WestJet Ottawa-Halifax-London Gatwick
European Travel with PMA – WestJet
This was my third time traveling with WestJet with a mobility scooter and the second time, transatlantic. On the whole, they do a good job of making life easier for those with mobility issues. My key piece of advice to avoid damage to your scooter or power wheelchair is to be sure to wait with it until it is completely collapsed and ready for storage in the hold of the aircraft.
My scooter was damaged on 2 of the last 3 flights simply because the baggage handlers did not know how to correctly stow it. Armed with this foreknowledge, I was able to ensure that it arrived safe and sound. Mobility assistance at Ottawa, Halifax and London Gatwick was good and it was a great help having done it before and therefore knowing what to expect and how to avoid potential pitfalls. My key recommendation, if you are traveling alone, as I was, is to check everything possible and keep hand baggage to the minimum. Personally, I need both hands for crutches and/or cane, so my hand luggage must be carried by an assistant. Be aware that almost all airlines now require that any and all lithium batteries must be removed and carried on board.

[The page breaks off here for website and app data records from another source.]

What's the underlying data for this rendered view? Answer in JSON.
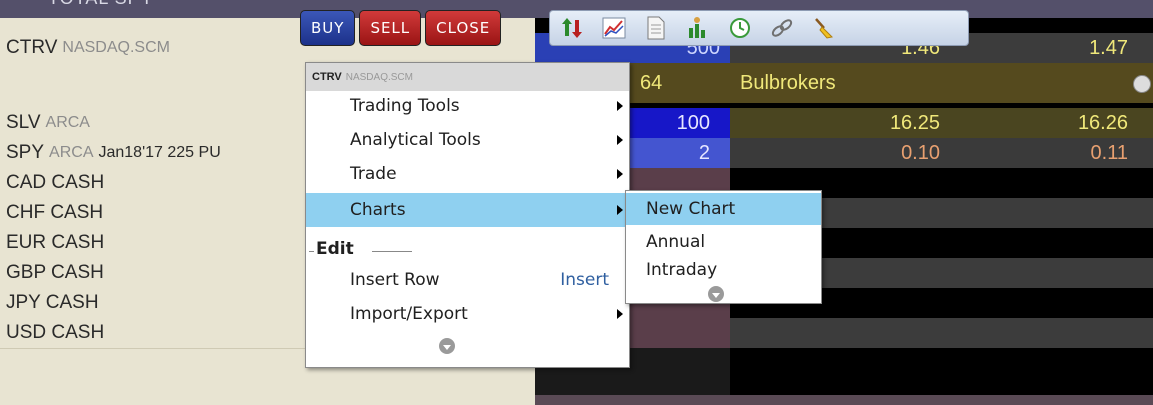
{
  "toolbar": {
    "buy_label": "BUY",
    "sell_label": "SELL",
    "close_label": "CLOSE",
    "icons": [
      "up-down-arrows-icon",
      "chart-line-icon",
      "document-icon",
      "bar-chart-person-icon",
      "clock-dollar-icon",
      "chain-link-icon",
      "broom-icon"
    ]
  },
  "total_row": {
    "label": "TOTAL  SPY"
  },
  "rows": [
    {
      "symbol": "CTRV",
      "exchange": "NASDAQ.SCM",
      "extra": ""
    },
    {
      "symbol": "",
      "exchange": "",
      "extra": ""
    },
    {
      "symbol": "SLV",
      "exchange": "ARCA",
      "extra": ""
    },
    {
      "symbol": "SPY",
      "exchange": "ARCA",
      "extra": "Jan18'17 225 PU"
    },
    {
      "symbol": "CAD CASH",
      "exchange": "",
      "extra": ""
    },
    {
      "symbol": "CHF CASH",
      "exchange": "",
      "extra": ""
    },
    {
      "symbol": "EUR CASH",
      "exchange": "",
      "extra": ""
    },
    {
      "symbol": "GBP CASH",
      "exchange": "",
      "extra": ""
    },
    {
      "symbol": "JPY CASH",
      "exchange": "",
      "extra": ""
    },
    {
      "symbol": "USD CASH",
      "exchange": "",
      "extra": ""
    }
  ],
  "data_cells": {
    "row0_qty": "500",
    "row0_bid": "1.46",
    "row0_ask": "1.47",
    "row1_num": "64",
    "row1_broker": "Bulbrokers",
    "row2_qty": "100",
    "row2_bid": "16.25",
    "row2_ask": "16.26",
    "row3_qty": "2",
    "row3_bid": "0.10",
    "row3_ask": "0.11"
  },
  "colors": {
    "sell_red": "#d13a3a",
    "buy_blue": "#1c318a",
    "menu_highlight": "#8fd0f0",
    "bid_yellow": "#f0e87a",
    "ask_orange": "#e8a070"
  },
  "context_menu": {
    "header_symbol": "CTRV",
    "header_exchange": "NASDAQ.SCM",
    "items": [
      {
        "label": "Trading Tools",
        "has_submenu": true
      },
      {
        "label": "Analytical Tools",
        "has_submenu": true
      },
      {
        "label": "Trade",
        "has_submenu": true
      },
      {
        "label": "Charts",
        "has_submenu": true,
        "highlighted": true
      }
    ],
    "edit_section_label": "Edit",
    "edit_items": [
      {
        "label": "Insert Row",
        "shortcut": "Insert"
      },
      {
        "label": "Import/Export",
        "has_submenu": true
      }
    ]
  },
  "charts_submenu": {
    "items": [
      {
        "label": "New Chart",
        "highlighted": true
      },
      {
        "label": "Annual"
      },
      {
        "label": "Intraday"
      }
    ]
  }
}
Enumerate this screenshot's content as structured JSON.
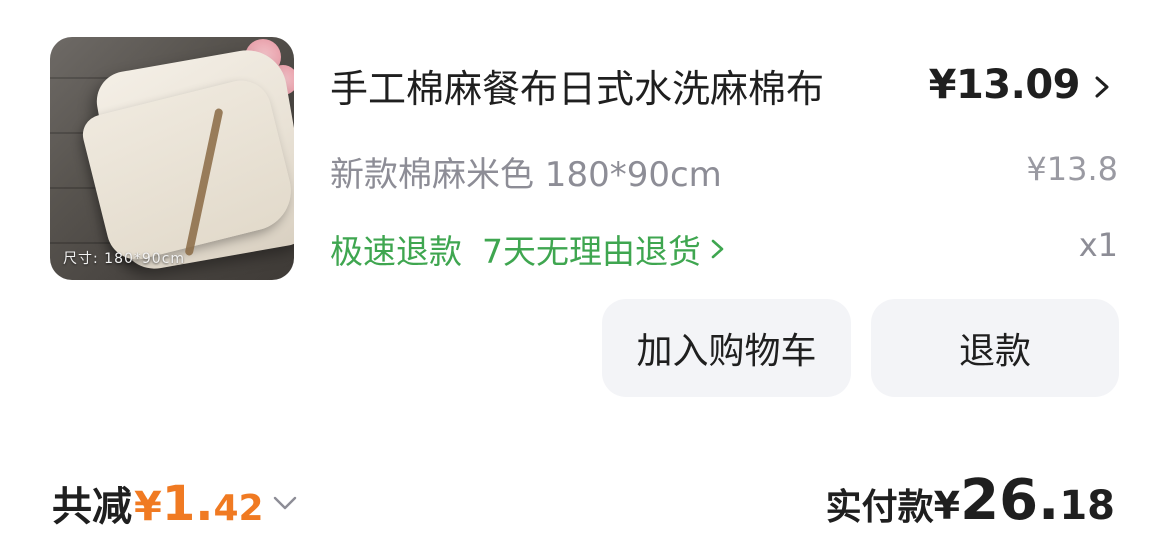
{
  "product": {
    "image_caption": "尺寸: 180*90cm",
    "title": "手工棉麻餐布日式水洗麻棉布",
    "price": "¥13.09",
    "spec": "新款棉麻米色 180*90cm",
    "original_price": "¥13.8",
    "service_refund": "极速退款",
    "service_return": "7天无理由退货",
    "quantity": "x1"
  },
  "actions": {
    "add_to_cart": "加入购物车",
    "refund": "退款"
  },
  "summary": {
    "discount_label": "共减",
    "discount_currency": "¥",
    "discount_int": "1.",
    "discount_dec": "42",
    "paid_label": "实付款",
    "paid_currency": "¥",
    "paid_int": "26.",
    "paid_dec": "18"
  },
  "colors": {
    "accent_orange": "#f07a22",
    "service_green": "#3fa650",
    "button_bg": "#f3f4f7",
    "muted_text": "#8d8d96"
  },
  "icons": [
    "chevron-right-icon",
    "green-chevron-right-icon",
    "chevron-down-icon"
  ]
}
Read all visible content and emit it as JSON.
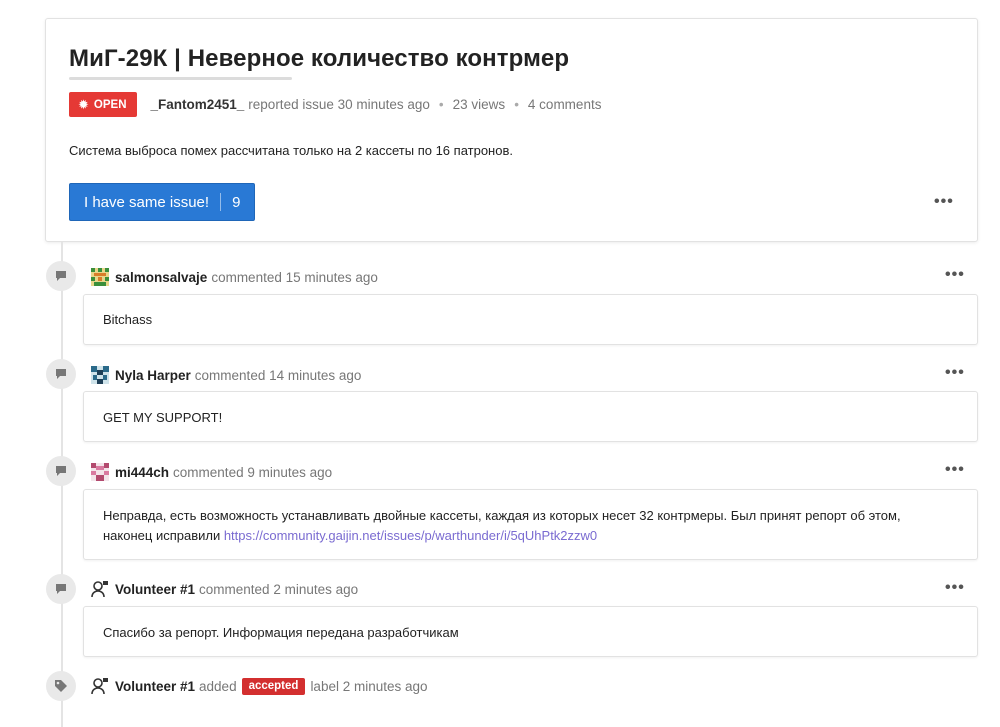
{
  "issue": {
    "title": "МиГ-29К | Неверное количество контрмер",
    "status": "OPEN",
    "author": "_Fantom2451_",
    "reported_text": "reported issue 30 minutes ago",
    "views": "23 views",
    "comments_count": "4 comments",
    "description": "Система выброса помех рассчитана только на 2 кассеты по 16 патронов.",
    "same_issue_label": "I have same issue!",
    "same_issue_count": "9",
    "more_label": "•••"
  },
  "comments": [
    {
      "author": "salmonsalvaje",
      "meta": "commented 15 minutes ago",
      "body": "Bitchass"
    },
    {
      "author": "Nyla Harper",
      "meta": "commented 14 minutes ago",
      "body": "GET MY SUPPORT!"
    },
    {
      "author": "mi444ch",
      "meta": "commented 9 minutes ago",
      "body_line1": "Неправда, есть возможность устанавливать двойные кассеты, каждая из которых несет 32 контрмеры. Был принят репорт об этом,",
      "body_line2_prefix": "наконец исправили ",
      "link": "https://community.gaijin.net/issues/p/warthunder/i/5qUhPtk2zzw0"
    },
    {
      "author": "Volunteer #1",
      "meta": "commented 2 minutes ago",
      "body": "Спасибо за репорт. Информация передана разработчикам"
    }
  ],
  "label_event": {
    "author": "Volunteer #1",
    "action": "added",
    "label": "accepted",
    "suffix": "label 2 minutes ago"
  },
  "colors": {
    "open_badge": "#e53935",
    "primary_button": "#2979d5",
    "accepted_label": "#d32f2f",
    "link": "#7a6bd1"
  }
}
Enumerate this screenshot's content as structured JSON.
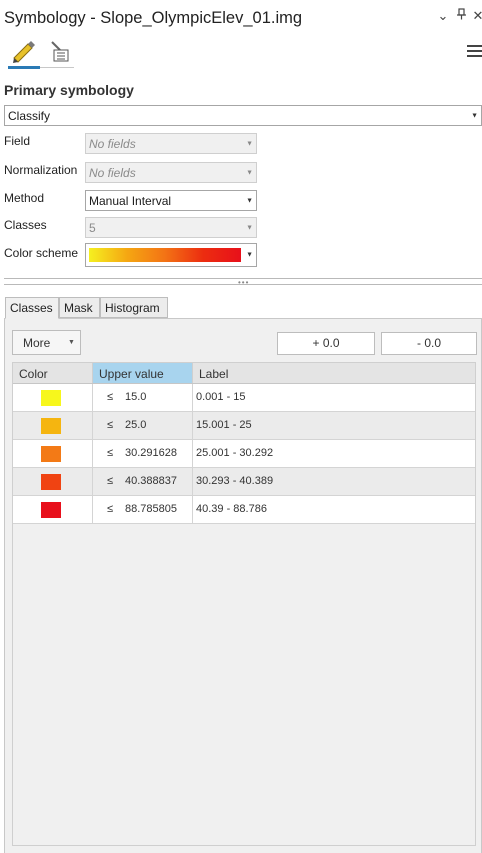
{
  "window": {
    "title": "Symbology - Slope_OlympicElev_01.img",
    "controls": [
      "⌄",
      "📌",
      "✕"
    ]
  },
  "section": {
    "title": "Primary symbology"
  },
  "renderer": {
    "value": "Classify"
  },
  "fields": {
    "field": {
      "label": "Field",
      "value": "No fields"
    },
    "normalization": {
      "label": "Normalization",
      "value": "No fields"
    },
    "method": {
      "label": "Method",
      "value": "Manual Interval"
    },
    "classes": {
      "label": "Classes",
      "value": "5"
    },
    "color_scheme": {
      "label": "Color scheme"
    }
  },
  "colors": {
    "accent": "#2a7ab5",
    "ramp": [
      "#f5f020",
      "#f5a712",
      "#f37315",
      "#ec2d10",
      "#e8101a"
    ]
  },
  "tabs": [
    {
      "label": "Classes",
      "active": true
    },
    {
      "label": "Mask",
      "active": false
    },
    {
      "label": "Histogram",
      "active": false
    }
  ],
  "toolbar": {
    "more_label": "More",
    "plus_label": "+ 0.0",
    "minus_label": "- 0.0"
  },
  "table": {
    "headers": [
      "Color",
      "Upper value",
      "Label"
    ],
    "rows": [
      {
        "color": "#f7f71c",
        "le": "≤",
        "upper": "15.0",
        "label": "0.001 - 15"
      },
      {
        "color": "#f5b510",
        "le": "≤",
        "upper": "25.0",
        "label": "15.001 - 25"
      },
      {
        "color": "#f37a16",
        "le": "≤",
        "upper": "30.291628",
        "label": "25.001 - 30.292"
      },
      {
        "color": "#f04312",
        "le": "≤",
        "upper": "40.388837",
        "label": "30.293 - 40.389"
      },
      {
        "color": "#e8101c",
        "le": "≤",
        "upper": "88.785805",
        "label": "40.39 - 88.786"
      }
    ]
  }
}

On arrival in London, I needed to take a bus to Oxford. When traveling with the National Coach Service, you need to let them know ahead of time if you will need assistance boarding the bus. In the case of the Oxford Bus Lines, every bus has a lift/ramp to avoid climbing the very unfriendly stairs.
Accessibility in Oxford
Although great strides may have been made in recent years, many countries, England/UK included, have a long way to go. Many times, I found myself trapped on a sidewalk with steep curbs that my scooter was unable to navigate, necessitating tiresome detours. Also, many stores, restaurants and cinemas have threshold steps that are not accessibility-friendly.
To visit the Oxford Botanic Gardens, we had to make a detour of at least 1.5 kms because there is only a single accessible entrance. All the others have either steps or turnstiles that are not friendly to scooters or wheelchairs.
Accessibility in Eastbourne
My next stop was in Eastbourne, in East Sussex on the South coast. Because all of my family’s homes all have accessibility issues, mostly in terms of entrance steps or bathrooms on second floors, I was forced to find an accessible hotel. The only one available, due to an international tennis tournament, The Grande Aparthotel, was not nearly as accessible as claimed. The worst aspect was the steep slope down to reception that would be impossible for many scooters and power wheelchairs. Upon checking out, with my luggage on board, some kind stranger had to give me a push to get me up the hill! In addition, fire doors often made passage through corridors extremely difficult.
Eastbourne has some of the same problems as Oxford when it comes to getting around on a scooter or wheelchair, although since it is a somewhat more modern town, more streets, sidewalks and stores are still fairly accessible.
Next stop: Switzerland